This is parallel to the mutually exclusive relationship of liberty and equality. Every polity is an attempt to reconcile the two. The best that can be said about the American system (and it is a lot) is that it is the most enduring formula yet devised.

Just as coercive strictures on behavior privilege (if you'll excuse the expression) the moral compass of the legislators and deny the polity an "imagination", coercive egalitarianism privileges the economic presumptions of legislators and deny the polity the dynamics of choice.

Mike, Market Anarchism

Mike,

Market Anarchism (anarcho-capitalism) does not attempt to reconcile liberty and equality, it is indifferent to equality.

Market anarchism recognizes that justice will best be produced for individuals by a market for justice.

Jon,

You're aiming at a valid distinction but this "justice is neutral to the good" can't stand. Slavery is unjust and immoral.

To say justice is the morality of force would make the distinction correctly.

JTK, It seems we use a

JTK,

It seems we use a different terminology to describe the same things. You use "morality", which can be broken down into "vices" and "crimes".

I have (tentatively) used:

ethics - the philosophy of "oughts"

which can be divided into

-justice - the "oughts" of the use of force (which define crimes)

and

-morality - the "oughts" of voluntary associations (which define vices)

In the end, it doesn't really matter what terminology is used as long as the underlying concepts are the same.

Jon, It may not matter in

Jon,

It may not matter in terms of symbolic logic but in practical terms it will prove fruitless to try to adopt this terminology.

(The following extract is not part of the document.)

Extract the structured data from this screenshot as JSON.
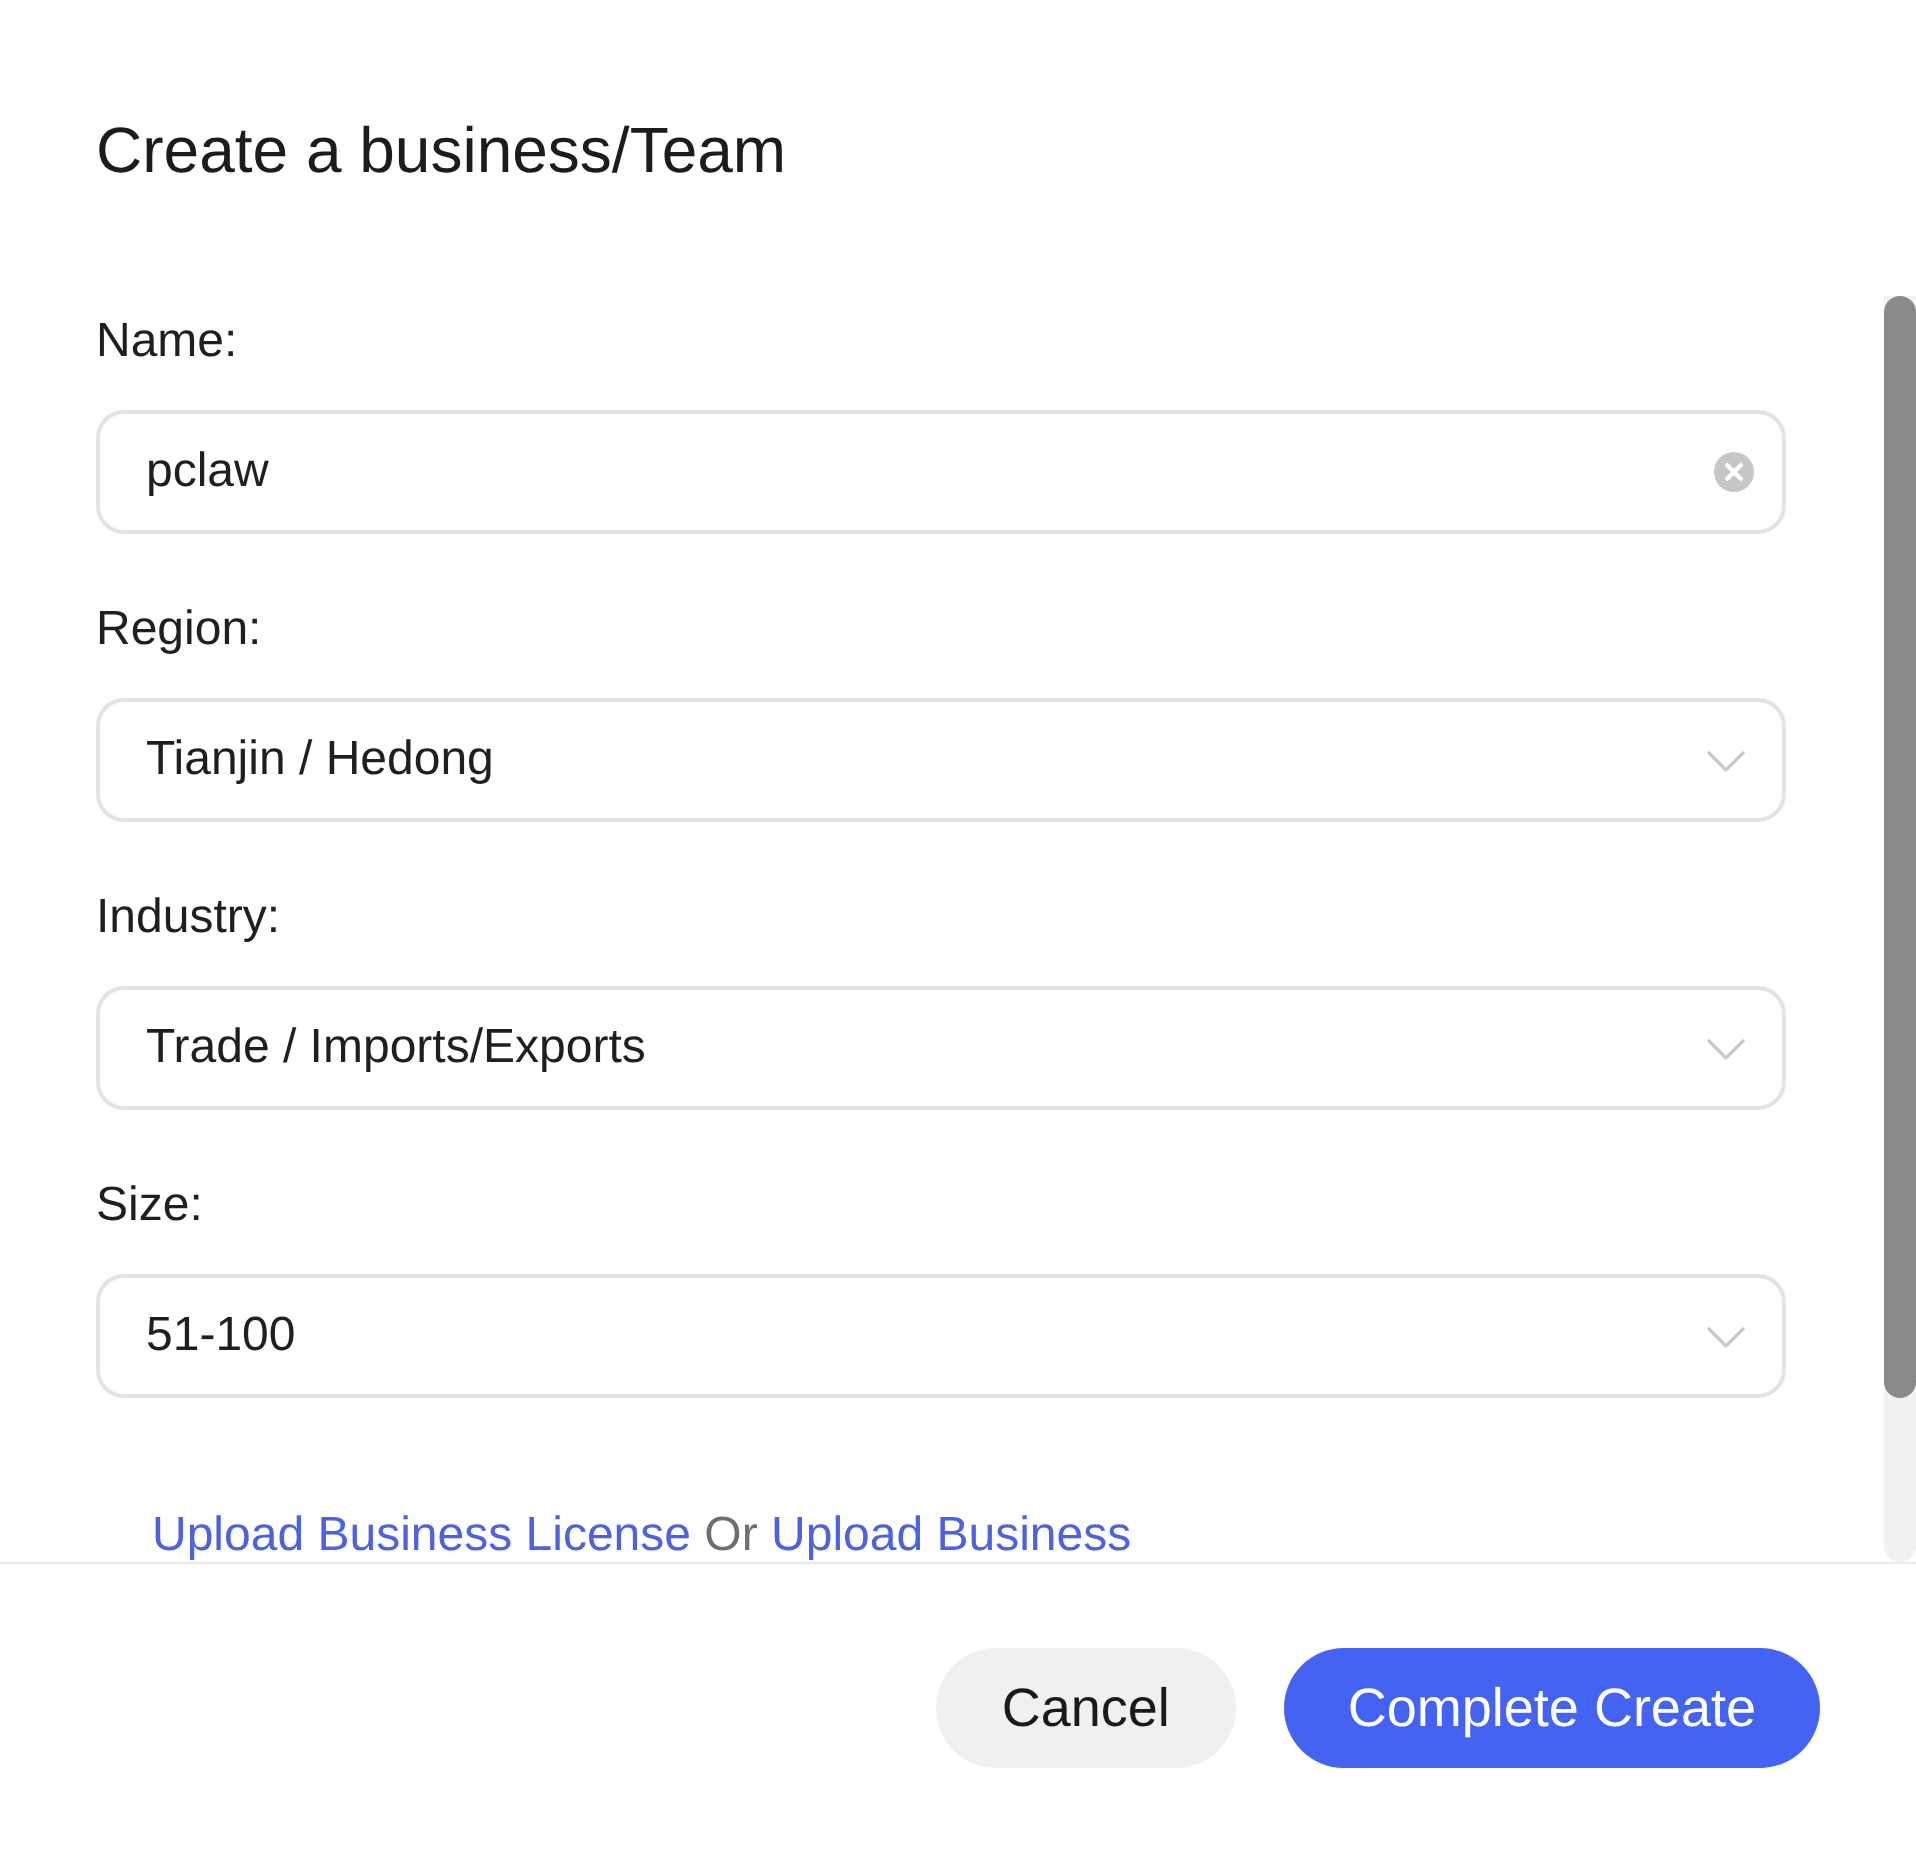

In your terminology you have to say: "Theft, Rape, Slavery and Genocide are neutral with repect to the Good." That's too contrary to common usage to be widely adopted, you'll be talking in code if you blog like that.

By the way, what is the standard of ought in your terminology if not the Good?

"Slavery is unjust and

"Slavery is unjust and immoral."

This is of course true when your reasoning includes libertarian axioms. Unfortunately, it can be false from other viewpoints.

From some viewpoints you may

From some viewpoints you may not exist, and yet you in fact may know that you do exist regardless of those other viewpoints.

Do you in fact exist regardless of views that you do not?

The theory that we *do*

The theory that we *do* exist is in line with everything else within the universe around us. The theory that we do not exist might be true, but it is only of interest to the ones outside of our universe, not to us.

The same reasoning does not hold for morals and justice.

Any theory claiming that "slavery is wrong" is true can be debunked easily, as history has shown us. The same applies to "slavery is right". Therefore slavery is neither wrong nor right, it's just a matter of perspective. This is the safest way of reasoning. Nobody has yet proven otherwise.